“The concept of a true team with different skill sets and expertise coming together to produce a great building is not a small undertaking and brings great reward,” said Gustine. “Having young women identify construction as their passion and making it their career should be, as with any other field, encouraged and embraced.”
Business professors Cristian Deszö of the University of Maryland and David Ross of Columbia University studied the impact of gender diversity in S&P’s Composite 1500 list, analyzing the financial performance of firms. Their research concluded that female representation in top management led to an average increase of $42 million in firm value.
Company review website Glassdoor reported that more than two-thirds (69%) of all executives rate diversity and inclusion as an important issue, up from 32% in 2014. The AEC industry is not only listening to these key statistics, but as Gustine says, embracing them.
More and more companies are creating dedicated leadership programs and providing a positive atmosphere for their female team members. Participants in these programs are encouraged to share challenges and successes in the field and embrace mentorship opportunities—inspiring one another to achieve what was rarely possible a few short decades ago. In addition to privately funded programs, women across the country have formed their own support channels, offering additional networking and development opportunities for industry peers. Organizations like the National Association of Women in Construction and Women in Construction Operations (WiOPS) are dedicated to the success and advancement of women within the industry, creating a community for one another with dedicated chapters across the country.
“When a group of seven of us started WiOPS five years ago, we never imagined it would be what it is today,” said Shaabini Alford, vice president of project management and design-build for Murray Co., and the current president of WiOPS. “We have over 1,400 registered members. This growth, along with increasing attendance at events, tells us that our industry is motivated and eager to increase the number of women.”

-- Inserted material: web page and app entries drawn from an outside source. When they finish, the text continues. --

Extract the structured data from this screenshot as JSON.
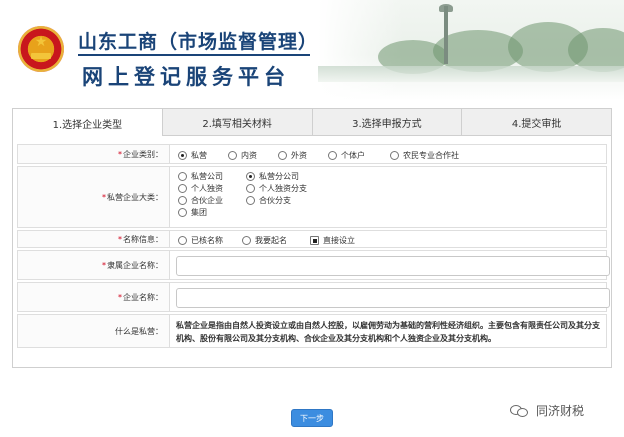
{
  "header": {
    "title_line1": "山东工商（市场监督管理）",
    "title_line2": "网上登记服务平台",
    "emblem": "national-emblem-icon",
    "brand_color": "#1a4478"
  },
  "tabs": [
    {
      "label": "1.选择企业类型",
      "active": true
    },
    {
      "label": "2.填写相关材料",
      "active": false
    },
    {
      "label": "3.选择申报方式",
      "active": false
    },
    {
      "label": "4.提交审批",
      "active": false
    }
  ],
  "form": {
    "enterprise_category": {
      "label": "企业类别：",
      "options": [
        "私营",
        "内资",
        "外资",
        "个体户",
        "农民专业合作社"
      ],
      "selected": "私营"
    },
    "private_enterprise_type": {
      "label": "私营企业大类：",
      "options": [
        "私营公司",
        "私营分公司",
        "个人独资",
        "个人独资分支",
        "合伙企业",
        "合伙分支",
        "集团"
      ],
      "selected": "私营分公司"
    },
    "name_info": {
      "label": "名称信息：",
      "options": [
        "已核名称",
        "我要起名",
        "直接设立"
      ],
      "selected": "直接设立"
    },
    "parent_enterprise_name": {
      "label": "隶属企业名称：",
      "value": "",
      "placeholder": ""
    },
    "enterprise_name": {
      "label": "企业名称：",
      "value": "",
      "placeholder": ""
    },
    "what_is_private": {
      "label": "什么是私营：",
      "text": "私营企业是指由自然人投资设立或由自然人控股，以雇佣劳动为基础的营利性经济组织。主要包含有限责任公司及其分支机构、股份有限公司及其分支机构、合伙企业及其分支机构和个人独资企业及其分支机构。"
    },
    "required_mark": "*"
  },
  "actions": {
    "next_label": "下一步",
    "next_color": "#3c8de0"
  },
  "watermark": {
    "text": "同济财税",
    "icon": "wechat-icon"
  }
}
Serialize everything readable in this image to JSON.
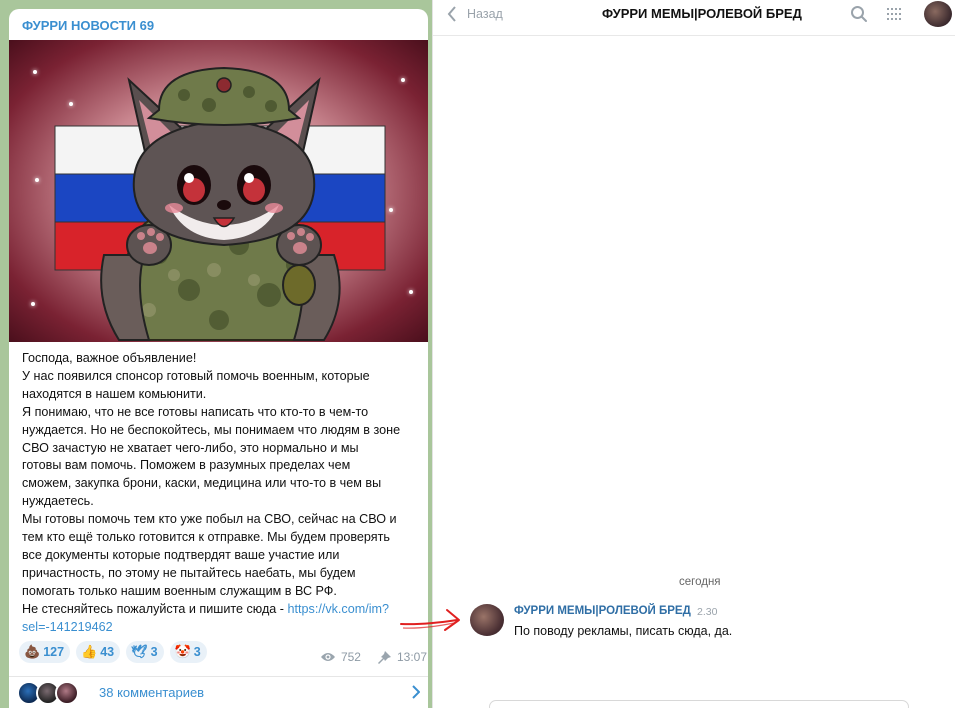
{
  "post": {
    "channel_name": "ФУРРИ НОВОСТИ 69",
    "lines": [
      "Господа, важное объявление!",
      "У нас появился спонсор готовый помочь военным, которые",
      "находятся в нашем комьюнити.",
      "Я понимаю, что не все готовы написать что кто-то в чем-то",
      "нуждается. Но не беспокойтесь, мы понимаем что людям в зоне",
      "СВО зачастую не хватает чего-либо, это нормально и мы",
      "готовы вам помочь. Поможем в разумных пределах чем",
      "сможем, закупка брони, каски, медицина или что-то в чем вы",
      "нуждаетесь.",
      "Мы готовы помочь тем кто уже побыл на СВО, сейчас на СВО и",
      "тем кто ещё только готовится к отправке. Мы будем проверять",
      "все документы которые подтвердят ваше участие или",
      "причастность, по этому не пытайтесь наебать, мы будем",
      "помогать только нашим военным служащим в ВС РФ."
    ],
    "last_line_prefix": "Не стесняйтесь пожалуйста и пишите сюда - ",
    "link_part1": "https://vk.com/im?",
    "link_part2": "sel=-141219462",
    "reactions": [
      {
        "emoji": "💩",
        "count": "127"
      },
      {
        "emoji": "👍",
        "count": "43"
      },
      {
        "emoji": "🕊",
        "count": "3"
      },
      {
        "emoji": "🤡",
        "count": "3"
      }
    ],
    "views": "752",
    "time": "13:07",
    "comments_label": "38 комментариев"
  },
  "chat": {
    "back_label": "Назад",
    "title": "ФУРРИ МЕМЫ|РОЛЕВОЙ БРЕД",
    "date_separator": "сегодня",
    "message": {
      "author": "ФУРРИ МЕМЫ|РОЛЕВОЙ БРЕД",
      "time": "2.30",
      "text": "По поводу рекламы, писать сюда, да."
    }
  },
  "colors": {
    "accent": "#3a8fd0",
    "author": "#2f6ea5",
    "arrow": "#e02020",
    "wallpaper": "#a9c69b"
  }
}
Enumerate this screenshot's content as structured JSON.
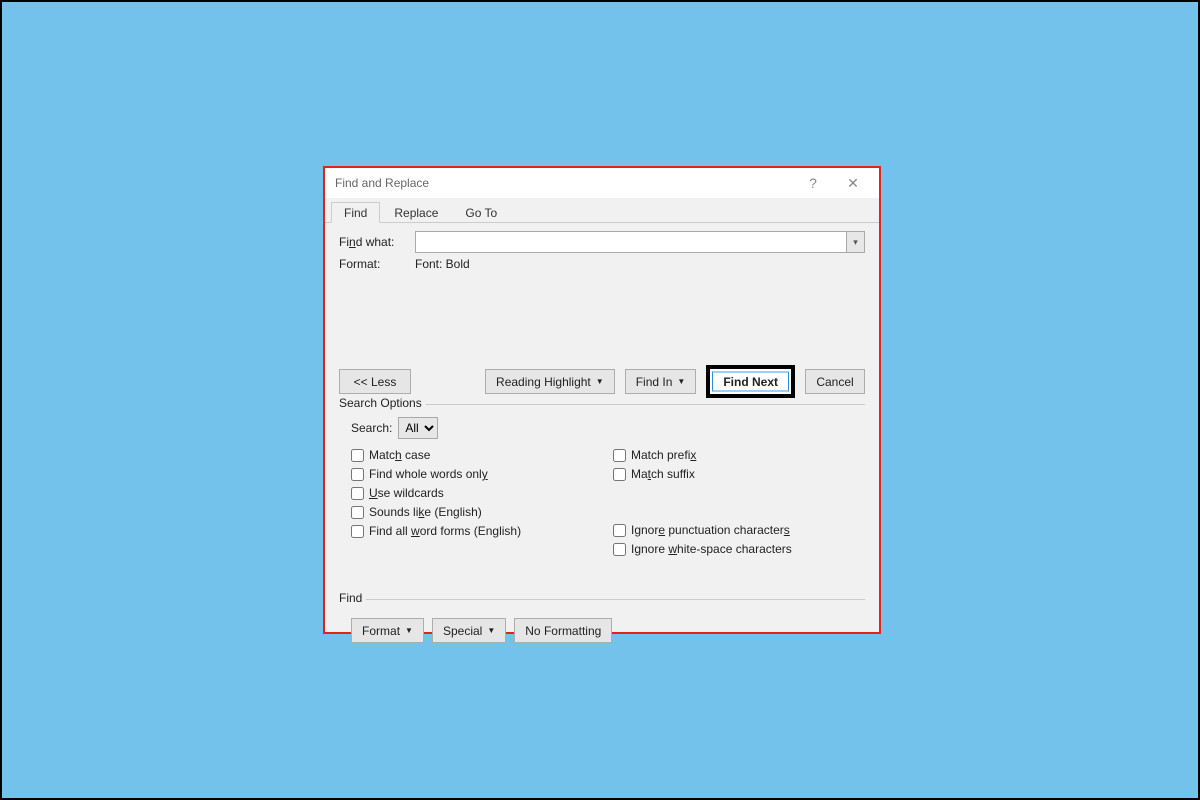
{
  "dialog": {
    "title": "Find and Replace",
    "help_icon": "?",
    "close_icon": "✕"
  },
  "tabs": {
    "find": "Find",
    "replace": "Replace",
    "goto": "Go To"
  },
  "find": {
    "find_what_label": "Find what:",
    "find_what_value": "",
    "format_label": "Format:",
    "format_value": "Font: Bold"
  },
  "buttons": {
    "less": "<<  Less",
    "reading_highlight": "Reading Highlight",
    "find_in": "Find In",
    "find_next": "Find Next",
    "cancel": "Cancel"
  },
  "search_options": {
    "legend": "Search Options",
    "search_label": "Search:",
    "search_value": "All",
    "match_case": "Match case",
    "whole_words": "Find whole words only",
    "wildcards": "Use wildcards",
    "sounds_like": "Sounds like (English)",
    "word_forms": "Find all word forms (English)",
    "match_prefix": "Match prefix",
    "match_suffix": "Match suffix",
    "ignore_punct": "Ignore punctuation characters",
    "ignore_white": "Ignore white-space characters"
  },
  "find_section": {
    "legend": "Find",
    "format": "Format",
    "special": "Special",
    "no_formatting": "No Formatting"
  }
}
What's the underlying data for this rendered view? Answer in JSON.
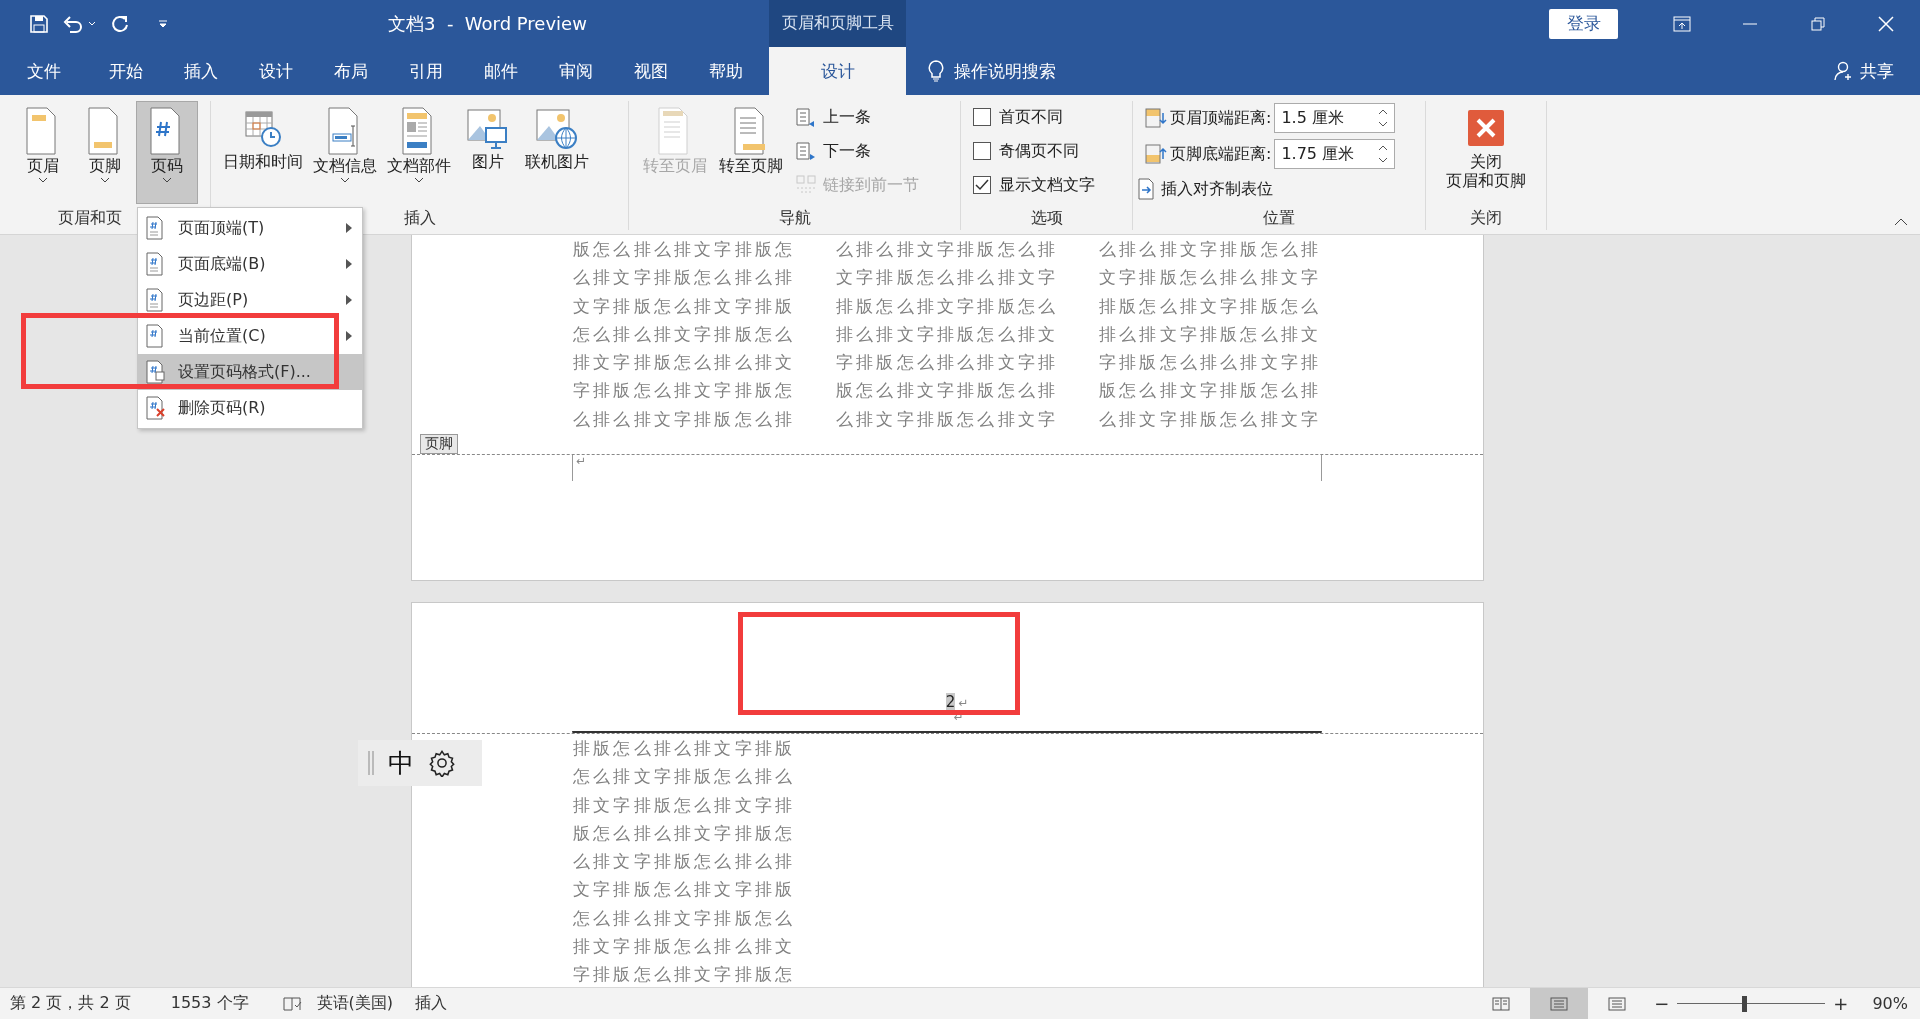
{
  "title_bar": {
    "title": "文档3  -  Word Preview",
    "context_group": "页眉和页脚工具",
    "sign_in": "登录"
  },
  "tabs": [
    {
      "label": "文件",
      "kind": "main",
      "selected": false
    },
    {
      "label": "开始",
      "kind": "main",
      "selected": false
    },
    {
      "label": "插入",
      "kind": "main",
      "selected": false
    },
    {
      "label": "设计",
      "kind": "main",
      "selected": false
    },
    {
      "label": "布局",
      "kind": "main",
      "selected": false
    },
    {
      "label": "引用",
      "kind": "main",
      "selected": false
    },
    {
      "label": "邮件",
      "kind": "main",
      "selected": false
    },
    {
      "label": "审阅",
      "kind": "main",
      "selected": false
    },
    {
      "label": "视图",
      "kind": "main",
      "selected": false
    },
    {
      "label": "帮助",
      "kind": "main",
      "selected": false
    },
    {
      "label": "设计",
      "kind": "context",
      "selected": true
    }
  ],
  "tell_me": "操作说明搜索",
  "share": "共享",
  "ribbon": {
    "groups": [
      {
        "label": "页眉和页",
        "items": [
          {
            "kind": "large",
            "label": "页眉",
            "dropdown": true,
            "pressed": false,
            "disabled": false
          },
          {
            "kind": "large",
            "label": "页脚",
            "dropdown": true,
            "pressed": false,
            "disabled": false
          },
          {
            "kind": "large",
            "label": "页码",
            "dropdown": true,
            "pressed": true,
            "disabled": false
          }
        ]
      },
      {
        "label": "插入",
        "items": [
          {
            "kind": "large",
            "label": "日期和时间",
            "dropdown": false,
            "pressed": false,
            "disabled": false
          },
          {
            "kind": "large",
            "label": "文档信息",
            "dropdown": true,
            "pressed": false,
            "disabled": false
          },
          {
            "kind": "large",
            "label": "文档部件",
            "dropdown": true,
            "pressed": false,
            "disabled": false
          },
          {
            "kind": "large",
            "label": "图片",
            "dropdown": false,
            "pressed": false,
            "disabled": false
          },
          {
            "kind": "large",
            "label": "联机图片",
            "dropdown": false,
            "pressed": false,
            "disabled": false
          }
        ]
      },
      {
        "label": "导航",
        "items": [
          {
            "kind": "large",
            "label": "转至页眉",
            "dropdown": false,
            "pressed": false,
            "disabled": true
          },
          {
            "kind": "large",
            "label": "转至页脚",
            "dropdown": false,
            "pressed": false,
            "disabled": false
          },
          {
            "kind": "small",
            "label": "上一条",
            "disabled": false
          },
          {
            "kind": "small",
            "label": "下一条",
            "disabled": false
          },
          {
            "kind": "small",
            "label": "链接到前一节",
            "disabled": true
          }
        ]
      },
      {
        "label": "选项",
        "items": [
          {
            "kind": "checkbox",
            "label": "首页不同",
            "checked": false
          },
          {
            "kind": "checkbox",
            "label": "奇偶页不同",
            "checked": false
          },
          {
            "kind": "checkbox",
            "label": "显示文档文字",
            "checked": true
          }
        ]
      },
      {
        "label": "位置",
        "items": [
          {
            "kind": "spin",
            "label": "页眉顶端距离:",
            "value": "1.5 厘米"
          },
          {
            "kind": "spin",
            "label": "页脚底端距离:",
            "value": "1.75 厘米"
          },
          {
            "kind": "small",
            "label": "插入对齐制表位",
            "disabled": false
          }
        ]
      },
      {
        "label": "关闭",
        "items": [
          {
            "kind": "close",
            "label_lines": [
              "关闭",
              "页眉和页脚"
            ],
            "dropdown": false,
            "pressed": false,
            "disabled": false
          }
        ]
      }
    ]
  },
  "page_number_menu": {
    "items": [
      {
        "label": "页面顶端(T)",
        "submenu": true,
        "selected": false
      },
      {
        "label": "页面底端(B)",
        "submenu": true,
        "selected": false
      },
      {
        "label": "页边距(P)",
        "submenu": true,
        "selected": false
      },
      {
        "label": "当前位置(C)",
        "submenu": true,
        "selected": false
      },
      {
        "label": "设置页码格式(F)...",
        "submenu": false,
        "selected": true
      },
      {
        "label": "删除页码(R)",
        "submenu": false,
        "selected": false
      }
    ]
  },
  "document": {
    "page1": {
      "columns": [
        [
          "版怎么排么排文字排版怎",
          "么排文字排版怎么排么排",
          "文字排版怎么排文字排版",
          "怎么排么排文字排版怎么",
          "排文字排版怎么排么排文",
          "字排版怎么排文字排版怎",
          "么排么排文字排版怎么排"
        ],
        [
          "么排么排文字排版怎么排",
          "文字排版怎么排么排文字",
          "排版怎么排文字排版怎么",
          "排么排文字排版怎么排文",
          "字排版怎么排么排文字排",
          "版怎么排文字排版怎么排",
          "么排文字排版怎么排文字"
        ],
        [
          "么排么排文字排版怎么排",
          "文字排版怎么排么排文字",
          "排版怎么排文字排版怎么",
          "排么排文字排版怎么排文",
          "字排版怎么排么排文字排",
          "版怎么排文字排版怎么排",
          "么排文字排版怎么排文字"
        ]
      ],
      "footer_tag": "页脚",
      "footer_mark": "↵"
    },
    "page2": {
      "header_text": "2",
      "header_mark": "↵",
      "header_empty_mark": "↵",
      "body_lines": [
        "排版怎么排么排文字排版",
        "怎么排文字排版怎么排么",
        "排文字排版怎么排文字排",
        "版怎么排么排文字排版怎",
        "么排文字排版怎么排么排",
        "文字排版怎么排文字排版",
        "怎么排么排文字排版怎么",
        "排文字排版怎么排么排文",
        "字排版怎么排文字排版怎"
      ]
    }
  },
  "annotations": {
    "menu_item_box": true,
    "page_number_box": true
  },
  "ime_toolbar": {
    "mode": "中"
  },
  "status_bar": {
    "items": [
      {
        "label": "第 2 页，共 2 页"
      },
      {
        "label": "1553 个字"
      },
      {
        "label": "英语(美国)"
      },
      {
        "label": "插入"
      }
    ],
    "views": [
      {
        "selected": false
      },
      {
        "selected": true
      },
      {
        "selected": false
      }
    ],
    "zoom": {
      "minus": "−",
      "plus": "+",
      "level": 0.45,
      "percent": "90%"
    }
  }
}
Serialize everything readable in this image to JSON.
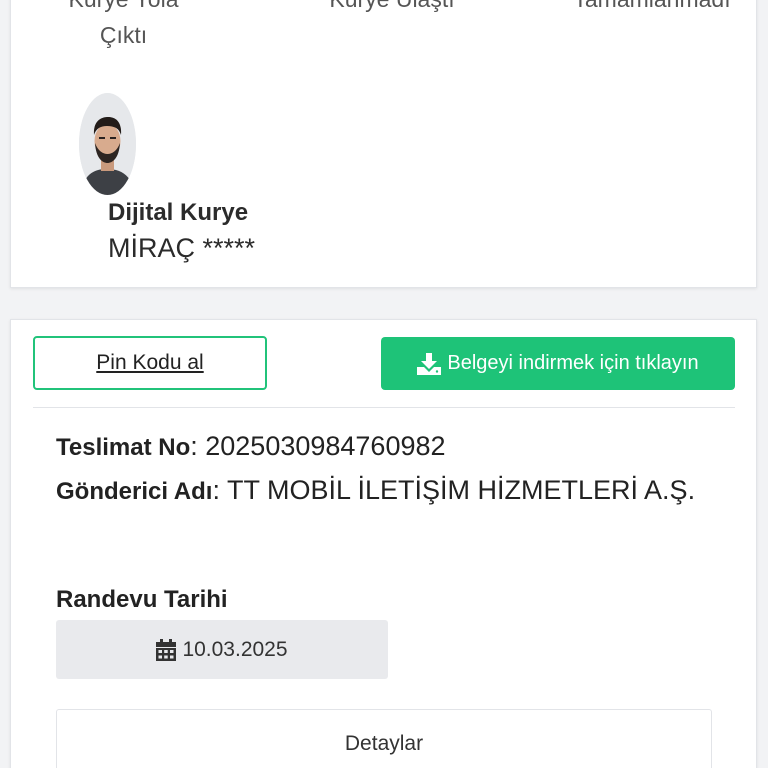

Companies are vocalizing their increased support, actively participating in movements and providing monetary support to women’s causes. Women in Construction Week, dedicated to building awareness and emphasizing the growing role that women play in AEC fields, has become an annual campaign for most construction companies, who allocate additional marketing dollars to show their support of women in the industry.
The documentary “Hard Hatted Woman,” a feature-length film about women breaking down gender barriers in construction trades, has been openly backed by companies like Turner, Dragados USA, SMACNA and Structure Tone.
If the support of the AEC industry isn’t enough to attract young women, perhaps the sheer growth of the industry will speak to them. According to the Associated Builders and Contractors, construction is expected to grow by 3% in 2019 and another 3% in 2020. That includes an additional $50 billion in construction spending, with 323,000 newly created jobs, a number that could grow to almost two million by 2021.
Not only are increased job openings readily available for women, but also the average compensation for construction jobs is better and more equal compared to many other industries. Across all industries and markets, women in the U.S earn an average of 81.1% of what their male counterparts make. However, in the construction industry, the gender pay gap is much lower. The Bureau of Labor Statistics reports that women in construction earn an average of 95.7% of what men make—an 18% pay bump compared to other industries.
There has never been a better time to be a woman in construction. AEC companies are embracing diversity and working to close the gender gap. Men and women alike should take every opportunity to advocate for their female colleagues, as well as encourage young women exploring opportunities in the AEC profession. The foundation for equality within our industry has been poured, and together we can construct a world built by men and women—working side by side.